**EXERCISE REQUIREMENTS**.
The answer must reproduce the listing exactly, with every picture left out.

"""

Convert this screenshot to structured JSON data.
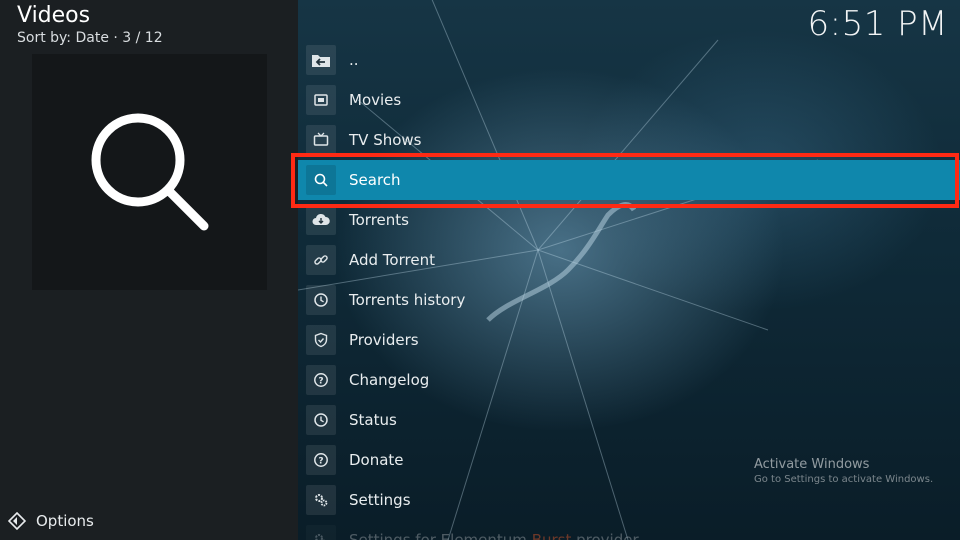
{
  "header": {
    "title": "Videos",
    "subtitle": "Sort by: Date  ·  3 / 12"
  },
  "clock": "6:51 PM",
  "thumbnail": {
    "icon": "search-icon"
  },
  "options": {
    "label": "Options",
    "icon": "options-icon"
  },
  "list": {
    "items": [
      {
        "label": "..",
        "icon": "folder-back-icon"
      },
      {
        "label": "Movies",
        "icon": "movies-icon"
      },
      {
        "label": "TV Shows",
        "icon": "tv-icon"
      },
      {
        "label": "Search",
        "icon": "search-icon",
        "focused": true
      },
      {
        "label": "Torrents",
        "icon": "cloud-download-icon"
      },
      {
        "label": "Add Torrent",
        "icon": "link-icon"
      },
      {
        "label": "Torrents history",
        "icon": "clock-icon"
      },
      {
        "label": "Providers",
        "icon": "shield-icon"
      },
      {
        "label": "Changelog",
        "icon": "help-icon"
      },
      {
        "label": "Status",
        "icon": "clock-icon"
      },
      {
        "label": "Donate",
        "icon": "help-icon"
      },
      {
        "label": "Settings",
        "icon": "gears-icon"
      },
      {
        "label_pre": "Settings for Elementum ",
        "label_accent": "Burst",
        "label_post": " provider",
        "icon": "gears-icon"
      }
    ]
  },
  "watermark": {
    "line1": "Activate Windows",
    "line2": "Go to Settings to activate Windows."
  },
  "colors": {
    "focus": "#0f87ac",
    "highlight_border": "#ff2a14",
    "left_panel": "#1b1f22"
  }
}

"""

**EXPECTED ANSWER**.
Convert this screenshot to structured JSON data.
{
  "header": {
    "title": "Videos",
    "subtitle": "Sort by: Date  ·  3 / 12"
  },
  "clock": "6:51 PM",
  "thumbnail": {
    "icon": "search-icon"
  },
  "options": {
    "label": "Options",
    "icon": "options-icon"
  },
  "list": {
    "items": [
      {
        "label": "..",
        "icon": "folder-back-icon"
      },
      {
        "label": "Movies",
        "icon": "movies-icon"
      },
      {
        "label": "TV Shows",
        "icon": "tv-icon"
      },
      {
        "label": "Search",
        "icon": "search-icon",
        "focused": true
      },
      {
        "label": "Torrents",
        "icon": "cloud-download-icon"
      },
      {
        "label": "Add Torrent",
        "icon": "link-icon"
      },
      {
        "label": "Torrents history",
        "icon": "clock-icon"
      },
      {
        "label": "Providers",
        "icon": "shield-icon"
      },
      {
        "label": "Changelog",
        "icon": "help-icon"
      },
      {
        "label": "Status",
        "icon": "clock-icon"
      },
      {
        "label": "Donate",
        "icon": "help-icon"
      },
      {
        "label": "Settings",
        "icon": "gears-icon"
      },
      {
        "label_pre": "Settings for Elementum ",
        "label_accent": "Burst",
        "label_post": " provider",
        "icon": "gears-icon"
      }
    ]
  },
  "watermark": {
    "line1": "Activate Windows",
    "line2": "Go to Settings to activate Windows."
  },
  "colors": {
    "focus": "#0f87ac",
    "highlight_border": "#ff2a14",
    "left_panel": "#1b1f22"
  }
}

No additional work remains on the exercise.